Diaphragms are essential to transfer lateral forces in the plane of the diaphragms to supporting shear walls underneath. As the distribution of lateral force to shear walls is dependent on the relative stiffness/flexibility of diaphragm to the shear walls, it is critical to know the stiffness of both diaphragm and shear walls, so that appropriate lateral force applied on shear walls can be assigned.
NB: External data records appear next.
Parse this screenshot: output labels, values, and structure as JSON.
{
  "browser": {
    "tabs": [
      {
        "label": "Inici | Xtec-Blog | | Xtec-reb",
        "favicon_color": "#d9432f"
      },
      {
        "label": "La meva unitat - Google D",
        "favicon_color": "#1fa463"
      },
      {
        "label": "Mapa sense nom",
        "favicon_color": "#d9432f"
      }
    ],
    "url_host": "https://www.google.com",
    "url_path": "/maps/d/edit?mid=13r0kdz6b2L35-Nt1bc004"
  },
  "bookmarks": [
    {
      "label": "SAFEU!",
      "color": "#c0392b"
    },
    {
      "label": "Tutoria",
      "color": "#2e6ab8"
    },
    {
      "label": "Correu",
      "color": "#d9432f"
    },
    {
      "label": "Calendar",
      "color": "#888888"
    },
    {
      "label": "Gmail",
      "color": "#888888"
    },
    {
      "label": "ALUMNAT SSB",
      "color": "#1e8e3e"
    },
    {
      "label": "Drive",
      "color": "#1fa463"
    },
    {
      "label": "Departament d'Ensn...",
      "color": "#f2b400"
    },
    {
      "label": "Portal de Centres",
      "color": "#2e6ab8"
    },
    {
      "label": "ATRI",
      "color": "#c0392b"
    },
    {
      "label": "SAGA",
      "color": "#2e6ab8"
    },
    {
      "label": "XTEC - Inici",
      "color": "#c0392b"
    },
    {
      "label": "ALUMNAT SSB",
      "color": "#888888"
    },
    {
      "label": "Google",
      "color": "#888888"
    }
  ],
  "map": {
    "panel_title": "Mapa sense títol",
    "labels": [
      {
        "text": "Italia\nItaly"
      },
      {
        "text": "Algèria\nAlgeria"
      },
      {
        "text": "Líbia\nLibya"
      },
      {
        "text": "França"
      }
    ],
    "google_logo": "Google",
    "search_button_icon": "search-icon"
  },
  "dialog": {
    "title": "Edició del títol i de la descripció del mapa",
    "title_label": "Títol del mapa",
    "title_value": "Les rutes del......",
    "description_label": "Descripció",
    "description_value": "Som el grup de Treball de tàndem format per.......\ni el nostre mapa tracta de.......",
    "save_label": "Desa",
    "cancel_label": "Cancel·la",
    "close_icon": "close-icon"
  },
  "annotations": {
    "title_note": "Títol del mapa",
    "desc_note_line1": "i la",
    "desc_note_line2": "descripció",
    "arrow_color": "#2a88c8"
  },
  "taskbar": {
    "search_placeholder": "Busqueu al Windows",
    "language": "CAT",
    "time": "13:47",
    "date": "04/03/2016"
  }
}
In design, diaphragms can be treated as flexible, rigid or semi-rigid. For a diaphragm that is designated as flexible, the in-plane forces can be assumed to be distributed to the shear walls according to the tributary areas associated with each shear wall. For a diaphragm that is designated as rigid, the loads are assumed to be distributed according to the relative stiffness of the shear walls, with consideration of additional shear force due to torsion for seismic design. In reality, diaphragm is neither purely flexible nor completely rigid, and is more realistically to be treated as semi-rigid. In this case, computer analysis using either plate or diagonal strut elements can be used and the load-deflection properties of the diaphragm will result in force distribution somewhere between the flexible and rigid models. However, alternatively envelope approach which takes the highest forces from rigid and flexible assumptions can be used as a conservative estimation in lieu of computer analysis.
The purpose of this guide is to provide an introduction to the concept of encapsulated mass timber construction. This guide provides an overview of encapsulation techniques for mass timber construction, and other related fire protection measures, and summarizes some approved encapsulation materials and application methods and identifies additional requirements for safety during construction. This guide is intended to help architects, engineers and designers by reducing uncertainty and allowing for more confidence in design, as well as providing authorities having jurisdiction and inspectors with a reference for simple design review.
Funded by Ontario Ministry of Natural Resources and Forestry through FPInnovations with Morrison Hershfield Limited
Currently, mass timber building designs commonly incorporate a concrete floor topping. This can improve building accoustics by increasing the mass of the assembly, reduce floor vibration and create a smooth flat surface to install finish flooring on. The installation of concrete requires formwork, pouring and finishing the concrete and time to cure which adds to project schedules. One way to address this is to use mass timber elements that are prefabricated with concrete toppings preinstalled. Replaceing the concrete floor toppings wiht dry alternatives, such as cement board, may also reduce construction timelines, while still ensuring adequate acoustic and vibration performance. Cement board needs only to be screwed in place and can be walked on immediately after installation; this reduction in construction time may reduce overall project costs and help make wood buildings more cost competitive than other types of construction.